Have you secretly been ready Atlas Shrugged again?
I prefer the one with orcs…and in fact it’s something of a two-for-one deal since the orcs make good stand ins for Randians…
Well, assuming the story was as originally described - that someone blocking traffic was pushed to his death by an irate motorist…
The society didn’t take the fatal action, nor a government agent. The pusher might have gotten some praise, but vigilantes always get praise from someone.
Further, the jumper wasn’t engaged in some individual pursuit of something. I’m not sure what the mentality is of people who threaten to jump from things, but isn’t it largely a bid for attention, i.e. they need the society to take note? I know of non-suicidal people who engage in dangerous displays like this to call attention to some issue (and possibly, it can be argued, advance the society), but there’s no indication of there here.
Okay, so he wasn’t pushed to his death, he was pushed on to a waiting airbag.
I was teaching in China at the time, and the story got a fair bit of press. We discussed it in my classes, and the students largely said “Well, that’s what you get for holding up traffic.” The pusher became a bit of a folk hero. Honestly I think they would have mostly said the same thing if he had died. The general idea was that an individual has no right to cause problems for the community as a whole.
I know people who worked directly with people displaced by the Three Gorges Dam. They were often tossed off land and houses that had been in the family for hundred of years, and shoved into institutional housing (a step or so above a US housing project) with rent due every month and a couple thousand bucks (a nice sum, but not a fortune…probably less than the land would be worth on the real estate market minus any sentimental value) in compensation. For the most part, there was very little anger. The general attitude was that it was something that needed to be done sooner or later for the betterment of all of China, and while some individuals may take a hit, it was worth it for the whole.
I could give more anecdotal examples, but you get the point. The idea is not “all Chinese people think this way,” but rather that this is actually a contested question with different points of view that is being actively argued in some places.

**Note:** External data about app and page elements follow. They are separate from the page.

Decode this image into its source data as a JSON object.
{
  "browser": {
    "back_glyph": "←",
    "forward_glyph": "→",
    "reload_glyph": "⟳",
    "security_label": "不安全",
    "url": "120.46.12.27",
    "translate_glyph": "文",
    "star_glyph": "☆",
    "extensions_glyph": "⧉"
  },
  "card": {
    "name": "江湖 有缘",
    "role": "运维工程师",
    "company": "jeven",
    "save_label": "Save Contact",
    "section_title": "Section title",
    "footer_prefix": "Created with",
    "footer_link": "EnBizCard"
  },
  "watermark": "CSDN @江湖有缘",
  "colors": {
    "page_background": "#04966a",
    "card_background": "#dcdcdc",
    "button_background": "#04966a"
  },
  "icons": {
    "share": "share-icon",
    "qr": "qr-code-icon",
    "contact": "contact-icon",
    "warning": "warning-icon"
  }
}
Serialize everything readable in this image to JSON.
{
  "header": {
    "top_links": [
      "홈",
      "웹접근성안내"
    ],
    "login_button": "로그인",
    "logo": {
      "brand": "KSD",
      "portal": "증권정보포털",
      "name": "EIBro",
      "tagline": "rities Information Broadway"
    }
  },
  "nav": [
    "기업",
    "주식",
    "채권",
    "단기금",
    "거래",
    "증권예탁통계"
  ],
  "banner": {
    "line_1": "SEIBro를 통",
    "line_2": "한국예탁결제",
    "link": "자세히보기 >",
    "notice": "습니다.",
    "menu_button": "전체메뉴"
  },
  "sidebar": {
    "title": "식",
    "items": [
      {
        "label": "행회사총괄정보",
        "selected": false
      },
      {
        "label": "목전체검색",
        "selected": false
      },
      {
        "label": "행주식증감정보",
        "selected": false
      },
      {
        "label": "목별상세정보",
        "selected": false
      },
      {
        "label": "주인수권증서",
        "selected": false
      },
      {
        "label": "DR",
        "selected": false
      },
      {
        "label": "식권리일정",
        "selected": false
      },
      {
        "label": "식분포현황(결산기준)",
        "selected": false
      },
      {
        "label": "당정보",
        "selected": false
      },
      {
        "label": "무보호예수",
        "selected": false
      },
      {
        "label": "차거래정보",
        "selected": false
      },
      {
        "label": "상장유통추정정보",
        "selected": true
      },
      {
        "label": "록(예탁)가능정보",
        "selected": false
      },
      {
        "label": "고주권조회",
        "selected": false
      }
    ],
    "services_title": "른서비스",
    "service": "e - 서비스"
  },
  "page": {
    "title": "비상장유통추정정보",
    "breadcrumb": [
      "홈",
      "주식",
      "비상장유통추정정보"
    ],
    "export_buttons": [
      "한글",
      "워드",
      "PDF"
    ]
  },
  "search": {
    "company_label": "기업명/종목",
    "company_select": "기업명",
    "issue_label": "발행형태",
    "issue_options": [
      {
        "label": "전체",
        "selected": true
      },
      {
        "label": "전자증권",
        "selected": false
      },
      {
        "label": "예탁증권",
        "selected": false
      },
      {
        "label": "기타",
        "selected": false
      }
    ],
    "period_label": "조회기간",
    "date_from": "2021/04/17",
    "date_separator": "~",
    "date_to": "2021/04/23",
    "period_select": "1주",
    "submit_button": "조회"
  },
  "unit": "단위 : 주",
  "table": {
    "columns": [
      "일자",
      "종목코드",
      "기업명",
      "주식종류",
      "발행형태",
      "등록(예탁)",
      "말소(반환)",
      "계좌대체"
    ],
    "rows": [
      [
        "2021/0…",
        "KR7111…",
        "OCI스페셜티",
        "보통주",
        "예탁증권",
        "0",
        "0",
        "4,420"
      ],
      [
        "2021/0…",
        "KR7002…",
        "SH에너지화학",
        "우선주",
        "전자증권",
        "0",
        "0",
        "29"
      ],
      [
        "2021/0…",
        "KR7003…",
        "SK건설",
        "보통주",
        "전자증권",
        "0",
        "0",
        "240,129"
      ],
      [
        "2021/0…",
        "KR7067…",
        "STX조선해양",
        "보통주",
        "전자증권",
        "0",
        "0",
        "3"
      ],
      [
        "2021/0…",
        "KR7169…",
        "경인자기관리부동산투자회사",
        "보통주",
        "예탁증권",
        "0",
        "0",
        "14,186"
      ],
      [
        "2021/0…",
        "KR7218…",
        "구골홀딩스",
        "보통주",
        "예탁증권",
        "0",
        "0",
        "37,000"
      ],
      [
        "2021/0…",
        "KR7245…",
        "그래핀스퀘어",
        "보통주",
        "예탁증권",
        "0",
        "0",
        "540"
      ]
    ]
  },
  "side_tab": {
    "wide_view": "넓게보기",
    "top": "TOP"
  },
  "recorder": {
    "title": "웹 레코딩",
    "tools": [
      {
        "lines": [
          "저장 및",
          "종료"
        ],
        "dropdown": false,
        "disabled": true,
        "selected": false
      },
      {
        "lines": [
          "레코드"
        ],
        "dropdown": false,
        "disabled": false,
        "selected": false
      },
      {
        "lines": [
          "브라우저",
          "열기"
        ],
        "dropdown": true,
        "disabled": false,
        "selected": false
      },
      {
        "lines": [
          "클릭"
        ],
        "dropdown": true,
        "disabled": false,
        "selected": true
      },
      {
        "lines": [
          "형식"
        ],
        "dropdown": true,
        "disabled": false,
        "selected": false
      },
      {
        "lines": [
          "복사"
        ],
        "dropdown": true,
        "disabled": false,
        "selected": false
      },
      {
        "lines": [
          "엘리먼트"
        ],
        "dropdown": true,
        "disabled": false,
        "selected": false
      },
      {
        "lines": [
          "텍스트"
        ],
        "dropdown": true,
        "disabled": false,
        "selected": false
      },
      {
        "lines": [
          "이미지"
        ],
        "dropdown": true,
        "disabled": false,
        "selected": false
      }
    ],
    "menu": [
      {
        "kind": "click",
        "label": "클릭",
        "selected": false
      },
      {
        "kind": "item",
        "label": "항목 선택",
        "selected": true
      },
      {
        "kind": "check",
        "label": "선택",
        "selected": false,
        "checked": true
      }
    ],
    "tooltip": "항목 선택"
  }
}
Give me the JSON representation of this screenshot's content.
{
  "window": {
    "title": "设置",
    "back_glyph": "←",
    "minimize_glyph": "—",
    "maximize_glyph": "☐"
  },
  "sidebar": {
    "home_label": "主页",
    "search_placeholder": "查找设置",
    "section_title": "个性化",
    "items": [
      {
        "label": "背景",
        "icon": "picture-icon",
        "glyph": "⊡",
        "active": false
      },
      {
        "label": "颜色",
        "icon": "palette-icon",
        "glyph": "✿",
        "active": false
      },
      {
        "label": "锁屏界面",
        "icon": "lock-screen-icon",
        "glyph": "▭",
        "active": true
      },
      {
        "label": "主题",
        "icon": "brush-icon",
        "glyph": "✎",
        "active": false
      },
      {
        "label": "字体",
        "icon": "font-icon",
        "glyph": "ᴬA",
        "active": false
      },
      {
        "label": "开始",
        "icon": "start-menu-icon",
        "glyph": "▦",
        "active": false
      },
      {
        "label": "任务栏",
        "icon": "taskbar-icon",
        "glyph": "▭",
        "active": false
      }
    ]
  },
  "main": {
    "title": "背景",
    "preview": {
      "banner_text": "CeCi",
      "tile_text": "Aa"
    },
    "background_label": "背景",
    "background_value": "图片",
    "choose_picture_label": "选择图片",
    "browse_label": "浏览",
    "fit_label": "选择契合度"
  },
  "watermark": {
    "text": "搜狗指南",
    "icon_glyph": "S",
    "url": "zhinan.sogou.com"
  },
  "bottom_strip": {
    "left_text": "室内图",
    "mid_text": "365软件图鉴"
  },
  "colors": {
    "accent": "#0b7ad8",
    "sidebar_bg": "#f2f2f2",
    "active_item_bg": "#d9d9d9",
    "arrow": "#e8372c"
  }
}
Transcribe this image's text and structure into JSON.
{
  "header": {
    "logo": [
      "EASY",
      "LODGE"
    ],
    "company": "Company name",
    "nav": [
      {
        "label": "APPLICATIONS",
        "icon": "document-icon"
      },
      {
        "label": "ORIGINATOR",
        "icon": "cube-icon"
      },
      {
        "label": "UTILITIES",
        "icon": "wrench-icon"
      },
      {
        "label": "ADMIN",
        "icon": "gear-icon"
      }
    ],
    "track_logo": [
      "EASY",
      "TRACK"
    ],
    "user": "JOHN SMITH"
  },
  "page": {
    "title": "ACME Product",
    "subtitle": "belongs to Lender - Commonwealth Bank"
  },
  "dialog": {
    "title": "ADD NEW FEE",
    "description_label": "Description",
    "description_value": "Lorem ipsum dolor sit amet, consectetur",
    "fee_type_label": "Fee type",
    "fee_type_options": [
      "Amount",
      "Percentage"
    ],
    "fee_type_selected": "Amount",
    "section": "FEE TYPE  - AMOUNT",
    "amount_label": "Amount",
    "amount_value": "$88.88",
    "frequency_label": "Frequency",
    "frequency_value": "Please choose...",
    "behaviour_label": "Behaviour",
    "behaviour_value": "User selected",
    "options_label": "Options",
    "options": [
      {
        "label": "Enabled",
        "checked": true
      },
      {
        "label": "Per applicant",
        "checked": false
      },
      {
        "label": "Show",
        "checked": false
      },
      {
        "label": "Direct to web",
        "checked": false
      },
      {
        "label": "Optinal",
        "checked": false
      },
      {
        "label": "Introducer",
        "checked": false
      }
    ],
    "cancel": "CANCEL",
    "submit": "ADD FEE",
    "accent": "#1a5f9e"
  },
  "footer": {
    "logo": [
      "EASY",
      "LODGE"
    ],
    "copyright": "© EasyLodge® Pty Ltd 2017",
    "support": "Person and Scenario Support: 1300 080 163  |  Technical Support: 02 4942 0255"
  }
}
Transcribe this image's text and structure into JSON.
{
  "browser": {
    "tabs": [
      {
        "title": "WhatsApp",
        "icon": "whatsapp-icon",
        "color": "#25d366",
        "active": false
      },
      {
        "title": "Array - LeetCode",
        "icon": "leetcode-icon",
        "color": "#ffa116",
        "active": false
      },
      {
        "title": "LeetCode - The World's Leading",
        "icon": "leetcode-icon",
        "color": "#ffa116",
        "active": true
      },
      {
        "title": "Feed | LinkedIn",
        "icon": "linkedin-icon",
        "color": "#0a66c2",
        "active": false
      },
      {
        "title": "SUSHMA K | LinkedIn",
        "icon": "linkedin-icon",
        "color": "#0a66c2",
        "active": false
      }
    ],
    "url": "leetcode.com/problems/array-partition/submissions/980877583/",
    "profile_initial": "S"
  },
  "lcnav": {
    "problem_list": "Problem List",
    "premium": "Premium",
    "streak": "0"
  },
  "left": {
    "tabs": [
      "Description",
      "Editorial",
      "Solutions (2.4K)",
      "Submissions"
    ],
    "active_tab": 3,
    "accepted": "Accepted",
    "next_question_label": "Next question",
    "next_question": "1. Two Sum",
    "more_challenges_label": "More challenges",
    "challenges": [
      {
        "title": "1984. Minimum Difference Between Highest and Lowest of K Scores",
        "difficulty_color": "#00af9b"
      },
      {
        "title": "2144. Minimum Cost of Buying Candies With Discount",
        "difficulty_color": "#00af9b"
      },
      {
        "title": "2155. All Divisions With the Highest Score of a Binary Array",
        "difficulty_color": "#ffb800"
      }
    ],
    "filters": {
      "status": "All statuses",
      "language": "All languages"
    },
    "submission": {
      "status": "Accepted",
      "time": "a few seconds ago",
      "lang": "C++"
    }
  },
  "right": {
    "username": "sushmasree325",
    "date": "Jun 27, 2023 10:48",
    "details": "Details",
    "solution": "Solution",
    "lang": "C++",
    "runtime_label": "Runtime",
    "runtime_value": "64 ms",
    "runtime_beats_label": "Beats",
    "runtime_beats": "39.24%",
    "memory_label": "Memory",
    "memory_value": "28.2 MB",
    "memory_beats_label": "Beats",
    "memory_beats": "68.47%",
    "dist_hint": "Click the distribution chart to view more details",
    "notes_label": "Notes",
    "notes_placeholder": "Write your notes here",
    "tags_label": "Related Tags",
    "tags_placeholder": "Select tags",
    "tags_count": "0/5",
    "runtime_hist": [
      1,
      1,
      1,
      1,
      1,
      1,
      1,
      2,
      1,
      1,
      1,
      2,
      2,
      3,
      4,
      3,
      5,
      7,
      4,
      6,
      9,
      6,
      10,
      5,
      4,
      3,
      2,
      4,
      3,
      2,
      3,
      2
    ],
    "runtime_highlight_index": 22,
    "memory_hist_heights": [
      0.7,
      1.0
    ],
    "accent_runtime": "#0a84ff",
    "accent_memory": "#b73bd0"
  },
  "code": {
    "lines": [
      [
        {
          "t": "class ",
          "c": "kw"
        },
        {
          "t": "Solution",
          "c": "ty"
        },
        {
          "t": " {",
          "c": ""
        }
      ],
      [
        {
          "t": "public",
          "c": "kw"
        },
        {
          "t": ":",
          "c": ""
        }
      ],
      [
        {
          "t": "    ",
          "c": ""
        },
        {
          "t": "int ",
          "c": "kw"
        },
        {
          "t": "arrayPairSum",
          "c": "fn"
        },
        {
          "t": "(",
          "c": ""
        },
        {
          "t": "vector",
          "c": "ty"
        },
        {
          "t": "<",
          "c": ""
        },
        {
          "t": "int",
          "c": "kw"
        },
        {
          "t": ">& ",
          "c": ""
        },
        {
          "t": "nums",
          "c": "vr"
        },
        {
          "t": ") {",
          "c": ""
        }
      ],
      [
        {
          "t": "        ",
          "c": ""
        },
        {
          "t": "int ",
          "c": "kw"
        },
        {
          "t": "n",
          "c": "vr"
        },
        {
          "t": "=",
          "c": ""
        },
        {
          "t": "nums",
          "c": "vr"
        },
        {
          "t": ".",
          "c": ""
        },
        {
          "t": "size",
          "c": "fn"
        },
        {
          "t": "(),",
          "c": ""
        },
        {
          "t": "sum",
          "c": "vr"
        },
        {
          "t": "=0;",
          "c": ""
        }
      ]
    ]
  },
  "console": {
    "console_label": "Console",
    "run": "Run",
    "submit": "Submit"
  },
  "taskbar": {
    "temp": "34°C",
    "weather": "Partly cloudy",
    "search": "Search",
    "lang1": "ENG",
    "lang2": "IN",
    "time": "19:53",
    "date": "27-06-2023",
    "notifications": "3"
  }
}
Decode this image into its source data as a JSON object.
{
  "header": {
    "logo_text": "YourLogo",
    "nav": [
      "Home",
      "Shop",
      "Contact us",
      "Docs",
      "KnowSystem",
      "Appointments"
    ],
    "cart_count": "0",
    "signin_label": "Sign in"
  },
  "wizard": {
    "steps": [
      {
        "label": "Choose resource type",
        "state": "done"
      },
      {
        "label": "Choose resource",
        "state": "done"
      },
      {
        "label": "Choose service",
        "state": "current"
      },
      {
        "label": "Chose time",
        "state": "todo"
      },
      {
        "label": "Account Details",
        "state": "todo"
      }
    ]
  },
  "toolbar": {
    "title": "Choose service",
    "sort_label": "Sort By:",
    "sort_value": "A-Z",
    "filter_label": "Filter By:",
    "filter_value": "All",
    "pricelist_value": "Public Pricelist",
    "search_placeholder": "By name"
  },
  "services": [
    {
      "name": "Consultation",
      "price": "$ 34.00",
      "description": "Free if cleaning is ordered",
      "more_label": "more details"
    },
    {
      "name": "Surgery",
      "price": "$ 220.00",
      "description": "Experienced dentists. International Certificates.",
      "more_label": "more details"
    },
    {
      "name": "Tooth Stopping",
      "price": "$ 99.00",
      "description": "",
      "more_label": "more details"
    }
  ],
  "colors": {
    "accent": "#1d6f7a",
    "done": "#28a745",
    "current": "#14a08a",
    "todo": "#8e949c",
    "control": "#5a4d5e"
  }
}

We don’t understand this debate as much because we are so far to one side, but the debate is there none the less.
Both need to be defined before the value of each can be weighed. “Preservation of the Individual” can mean unlimited competition and selfishness. “The advancement of society,” can mean a totalitarian willingness to persecute and kill large numbers of people who are considered to impede this advancement.
I think we need to find a mean between laissez faire capitalism and anarchism on one hand, and the totalitarianism of Adolf Hitler, Joseph Stalin, Mao Tse Tung, and Pol Pot on the other. I find my mean in European Social Democracy.